# [WORK REQUEST]
Copy every line of the records that includes the word "фото".

(Dataset rows for apps and sites)
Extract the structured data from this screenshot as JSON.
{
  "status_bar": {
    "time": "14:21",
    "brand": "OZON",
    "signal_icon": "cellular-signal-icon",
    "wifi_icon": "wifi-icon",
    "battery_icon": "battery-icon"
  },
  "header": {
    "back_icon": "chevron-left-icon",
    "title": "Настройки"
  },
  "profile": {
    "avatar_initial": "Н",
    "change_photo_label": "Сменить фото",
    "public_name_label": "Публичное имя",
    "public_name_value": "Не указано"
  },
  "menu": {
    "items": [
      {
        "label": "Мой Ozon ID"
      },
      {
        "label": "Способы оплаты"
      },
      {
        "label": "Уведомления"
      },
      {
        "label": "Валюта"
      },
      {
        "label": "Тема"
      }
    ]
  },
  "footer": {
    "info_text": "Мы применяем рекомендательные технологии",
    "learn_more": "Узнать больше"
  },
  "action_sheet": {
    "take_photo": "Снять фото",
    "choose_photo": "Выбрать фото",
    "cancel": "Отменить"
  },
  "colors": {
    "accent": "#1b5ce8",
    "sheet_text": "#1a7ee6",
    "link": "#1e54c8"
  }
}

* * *

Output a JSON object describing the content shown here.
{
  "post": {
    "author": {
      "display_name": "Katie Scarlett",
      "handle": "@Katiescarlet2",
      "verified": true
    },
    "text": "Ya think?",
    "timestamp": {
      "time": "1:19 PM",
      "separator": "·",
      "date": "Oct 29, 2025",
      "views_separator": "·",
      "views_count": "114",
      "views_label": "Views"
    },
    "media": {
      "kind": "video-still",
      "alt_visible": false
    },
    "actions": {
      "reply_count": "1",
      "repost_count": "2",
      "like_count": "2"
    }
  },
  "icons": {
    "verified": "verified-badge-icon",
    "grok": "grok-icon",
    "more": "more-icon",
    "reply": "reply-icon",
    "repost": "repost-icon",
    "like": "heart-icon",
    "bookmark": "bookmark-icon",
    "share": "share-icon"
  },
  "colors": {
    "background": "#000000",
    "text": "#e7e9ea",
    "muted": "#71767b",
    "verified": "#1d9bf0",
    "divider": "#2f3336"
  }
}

# [OUTPUT]
    "change_photo_label": "Сменить фото",
    "take_photo": "Снять фото",
    "choose_photo": "Выбрать фото",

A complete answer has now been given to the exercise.